• Data:
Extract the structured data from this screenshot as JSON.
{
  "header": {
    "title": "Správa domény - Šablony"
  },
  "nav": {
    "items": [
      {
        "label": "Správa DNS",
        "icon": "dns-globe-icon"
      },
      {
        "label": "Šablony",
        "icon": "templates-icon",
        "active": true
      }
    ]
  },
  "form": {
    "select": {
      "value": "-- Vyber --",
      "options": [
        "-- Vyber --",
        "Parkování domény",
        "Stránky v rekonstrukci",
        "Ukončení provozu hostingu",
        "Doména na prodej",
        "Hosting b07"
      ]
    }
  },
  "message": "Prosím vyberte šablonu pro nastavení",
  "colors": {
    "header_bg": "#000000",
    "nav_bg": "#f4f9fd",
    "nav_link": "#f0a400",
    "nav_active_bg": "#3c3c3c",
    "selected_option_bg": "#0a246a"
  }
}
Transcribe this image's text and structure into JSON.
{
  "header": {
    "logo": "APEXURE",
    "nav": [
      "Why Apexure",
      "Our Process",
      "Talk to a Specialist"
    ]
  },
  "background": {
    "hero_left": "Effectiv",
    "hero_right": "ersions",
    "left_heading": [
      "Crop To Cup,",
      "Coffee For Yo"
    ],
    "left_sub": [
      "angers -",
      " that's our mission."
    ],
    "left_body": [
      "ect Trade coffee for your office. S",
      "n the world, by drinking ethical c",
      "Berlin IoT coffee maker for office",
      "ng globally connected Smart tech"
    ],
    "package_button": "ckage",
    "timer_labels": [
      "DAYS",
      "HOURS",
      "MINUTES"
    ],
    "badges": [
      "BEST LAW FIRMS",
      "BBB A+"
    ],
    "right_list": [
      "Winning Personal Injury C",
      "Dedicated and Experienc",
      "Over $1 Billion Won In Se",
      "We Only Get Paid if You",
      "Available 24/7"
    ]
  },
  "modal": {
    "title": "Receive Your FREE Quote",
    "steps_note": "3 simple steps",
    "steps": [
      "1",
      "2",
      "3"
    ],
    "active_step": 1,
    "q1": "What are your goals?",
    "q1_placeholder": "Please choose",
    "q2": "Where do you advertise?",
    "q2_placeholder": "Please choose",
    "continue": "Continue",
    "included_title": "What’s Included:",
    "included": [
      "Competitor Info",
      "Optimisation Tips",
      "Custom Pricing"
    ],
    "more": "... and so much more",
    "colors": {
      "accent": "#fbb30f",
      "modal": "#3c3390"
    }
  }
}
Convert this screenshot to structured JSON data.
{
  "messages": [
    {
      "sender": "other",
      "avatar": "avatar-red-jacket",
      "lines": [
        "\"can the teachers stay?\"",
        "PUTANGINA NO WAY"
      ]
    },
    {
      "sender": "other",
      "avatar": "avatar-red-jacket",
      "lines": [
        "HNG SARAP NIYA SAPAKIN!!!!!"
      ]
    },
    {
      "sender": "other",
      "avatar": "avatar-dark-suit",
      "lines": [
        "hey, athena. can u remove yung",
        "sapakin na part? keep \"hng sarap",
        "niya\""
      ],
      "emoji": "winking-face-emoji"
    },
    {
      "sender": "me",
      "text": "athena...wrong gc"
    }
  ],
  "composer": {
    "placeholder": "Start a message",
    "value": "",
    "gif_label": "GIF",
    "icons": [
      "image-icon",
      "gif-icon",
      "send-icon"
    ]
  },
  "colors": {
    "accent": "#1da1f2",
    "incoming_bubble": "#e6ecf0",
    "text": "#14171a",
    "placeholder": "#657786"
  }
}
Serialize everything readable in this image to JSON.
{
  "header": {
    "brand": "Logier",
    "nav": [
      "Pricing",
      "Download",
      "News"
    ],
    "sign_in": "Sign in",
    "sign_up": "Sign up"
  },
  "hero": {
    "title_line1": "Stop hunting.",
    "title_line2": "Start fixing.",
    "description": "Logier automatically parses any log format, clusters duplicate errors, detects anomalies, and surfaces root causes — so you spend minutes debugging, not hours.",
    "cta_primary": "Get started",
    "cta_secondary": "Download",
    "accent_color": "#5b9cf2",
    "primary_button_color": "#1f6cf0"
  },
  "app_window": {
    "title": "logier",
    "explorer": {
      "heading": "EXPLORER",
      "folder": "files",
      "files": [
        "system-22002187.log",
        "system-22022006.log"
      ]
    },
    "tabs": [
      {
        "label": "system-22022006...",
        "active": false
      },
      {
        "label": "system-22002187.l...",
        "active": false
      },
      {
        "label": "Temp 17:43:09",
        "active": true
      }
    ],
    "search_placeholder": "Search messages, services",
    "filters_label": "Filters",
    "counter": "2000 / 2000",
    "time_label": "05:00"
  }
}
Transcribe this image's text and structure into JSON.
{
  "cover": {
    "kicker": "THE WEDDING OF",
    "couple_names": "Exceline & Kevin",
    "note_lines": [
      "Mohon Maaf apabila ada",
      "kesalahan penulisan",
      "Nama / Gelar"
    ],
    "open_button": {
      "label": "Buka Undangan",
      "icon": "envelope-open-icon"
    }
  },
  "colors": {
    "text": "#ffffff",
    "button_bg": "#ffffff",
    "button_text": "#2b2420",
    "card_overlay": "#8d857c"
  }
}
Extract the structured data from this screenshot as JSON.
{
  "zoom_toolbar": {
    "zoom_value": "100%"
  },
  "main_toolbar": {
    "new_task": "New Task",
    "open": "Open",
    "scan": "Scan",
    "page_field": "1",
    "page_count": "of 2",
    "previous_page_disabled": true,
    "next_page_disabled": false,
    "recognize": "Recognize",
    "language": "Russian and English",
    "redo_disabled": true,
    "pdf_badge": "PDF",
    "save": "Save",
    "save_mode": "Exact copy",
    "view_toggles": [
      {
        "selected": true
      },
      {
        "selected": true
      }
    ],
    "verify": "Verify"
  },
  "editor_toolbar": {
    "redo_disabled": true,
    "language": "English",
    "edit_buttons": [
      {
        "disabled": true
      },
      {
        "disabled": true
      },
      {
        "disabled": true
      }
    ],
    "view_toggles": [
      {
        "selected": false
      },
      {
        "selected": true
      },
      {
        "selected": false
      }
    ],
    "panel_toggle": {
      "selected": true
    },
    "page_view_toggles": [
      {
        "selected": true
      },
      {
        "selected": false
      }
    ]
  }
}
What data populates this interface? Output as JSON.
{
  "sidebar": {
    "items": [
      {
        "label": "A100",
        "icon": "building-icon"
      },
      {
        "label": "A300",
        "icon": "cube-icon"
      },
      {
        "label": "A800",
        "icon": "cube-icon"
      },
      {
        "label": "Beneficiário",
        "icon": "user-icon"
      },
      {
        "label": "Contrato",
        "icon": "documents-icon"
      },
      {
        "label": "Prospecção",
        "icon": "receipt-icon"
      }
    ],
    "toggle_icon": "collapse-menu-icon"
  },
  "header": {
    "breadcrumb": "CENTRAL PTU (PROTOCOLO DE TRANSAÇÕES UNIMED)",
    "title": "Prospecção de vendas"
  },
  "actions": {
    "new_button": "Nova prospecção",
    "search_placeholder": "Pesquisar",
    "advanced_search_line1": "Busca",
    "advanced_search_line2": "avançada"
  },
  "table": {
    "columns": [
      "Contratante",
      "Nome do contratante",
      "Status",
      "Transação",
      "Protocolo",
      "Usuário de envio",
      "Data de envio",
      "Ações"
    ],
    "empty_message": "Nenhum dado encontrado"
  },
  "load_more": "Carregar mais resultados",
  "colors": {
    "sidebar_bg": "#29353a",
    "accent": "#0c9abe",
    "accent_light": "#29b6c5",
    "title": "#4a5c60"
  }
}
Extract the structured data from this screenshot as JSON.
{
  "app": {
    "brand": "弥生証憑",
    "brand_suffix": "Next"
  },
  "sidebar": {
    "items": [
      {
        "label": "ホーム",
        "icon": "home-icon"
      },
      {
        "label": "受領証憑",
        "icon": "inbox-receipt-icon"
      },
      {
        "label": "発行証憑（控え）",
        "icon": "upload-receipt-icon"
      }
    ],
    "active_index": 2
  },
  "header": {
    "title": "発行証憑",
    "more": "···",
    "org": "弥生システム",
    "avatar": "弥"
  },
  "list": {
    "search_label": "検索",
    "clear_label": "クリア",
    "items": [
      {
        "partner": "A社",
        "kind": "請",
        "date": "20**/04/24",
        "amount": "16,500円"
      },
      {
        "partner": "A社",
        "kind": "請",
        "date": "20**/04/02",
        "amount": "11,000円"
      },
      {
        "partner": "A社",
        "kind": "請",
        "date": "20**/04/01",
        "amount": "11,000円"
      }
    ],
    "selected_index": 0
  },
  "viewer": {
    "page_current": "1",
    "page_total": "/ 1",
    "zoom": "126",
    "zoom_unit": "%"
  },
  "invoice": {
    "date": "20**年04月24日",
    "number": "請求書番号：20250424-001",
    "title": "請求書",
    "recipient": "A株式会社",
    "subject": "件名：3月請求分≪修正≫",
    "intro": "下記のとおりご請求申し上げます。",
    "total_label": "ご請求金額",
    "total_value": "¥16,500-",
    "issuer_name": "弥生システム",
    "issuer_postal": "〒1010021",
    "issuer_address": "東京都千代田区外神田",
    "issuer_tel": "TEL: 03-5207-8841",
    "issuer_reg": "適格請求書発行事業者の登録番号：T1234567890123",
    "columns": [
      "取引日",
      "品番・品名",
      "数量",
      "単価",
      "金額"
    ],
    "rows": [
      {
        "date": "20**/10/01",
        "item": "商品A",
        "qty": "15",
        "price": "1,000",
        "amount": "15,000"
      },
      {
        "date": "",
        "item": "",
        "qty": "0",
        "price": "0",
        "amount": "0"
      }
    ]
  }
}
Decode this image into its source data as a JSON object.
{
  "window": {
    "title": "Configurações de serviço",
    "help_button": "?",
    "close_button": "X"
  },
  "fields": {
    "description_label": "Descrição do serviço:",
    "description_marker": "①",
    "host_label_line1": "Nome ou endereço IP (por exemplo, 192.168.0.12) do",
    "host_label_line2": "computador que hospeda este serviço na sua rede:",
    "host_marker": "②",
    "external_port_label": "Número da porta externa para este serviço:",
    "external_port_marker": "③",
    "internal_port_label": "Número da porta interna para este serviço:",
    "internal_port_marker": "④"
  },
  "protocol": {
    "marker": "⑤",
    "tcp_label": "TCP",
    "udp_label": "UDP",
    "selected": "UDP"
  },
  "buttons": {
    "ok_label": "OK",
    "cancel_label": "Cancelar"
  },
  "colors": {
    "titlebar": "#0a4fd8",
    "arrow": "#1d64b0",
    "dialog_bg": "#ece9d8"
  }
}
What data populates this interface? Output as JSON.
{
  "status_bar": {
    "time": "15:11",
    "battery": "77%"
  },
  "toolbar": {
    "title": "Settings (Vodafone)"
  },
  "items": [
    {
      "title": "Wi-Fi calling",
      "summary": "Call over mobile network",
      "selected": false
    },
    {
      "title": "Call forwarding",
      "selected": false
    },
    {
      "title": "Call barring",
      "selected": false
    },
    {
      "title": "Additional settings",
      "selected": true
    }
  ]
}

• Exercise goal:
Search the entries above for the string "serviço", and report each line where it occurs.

• Solved exercise:
    "title": "Configurações de serviço",
    "description_label": "Descrição do serviço:",
    "host_label_line2": "computador que hospeda este serviço na sua rede:",
    "external_port_label": "Número da porta externa para este serviço:",
    "internal_port_label": "Número da porta interna para este serviço:",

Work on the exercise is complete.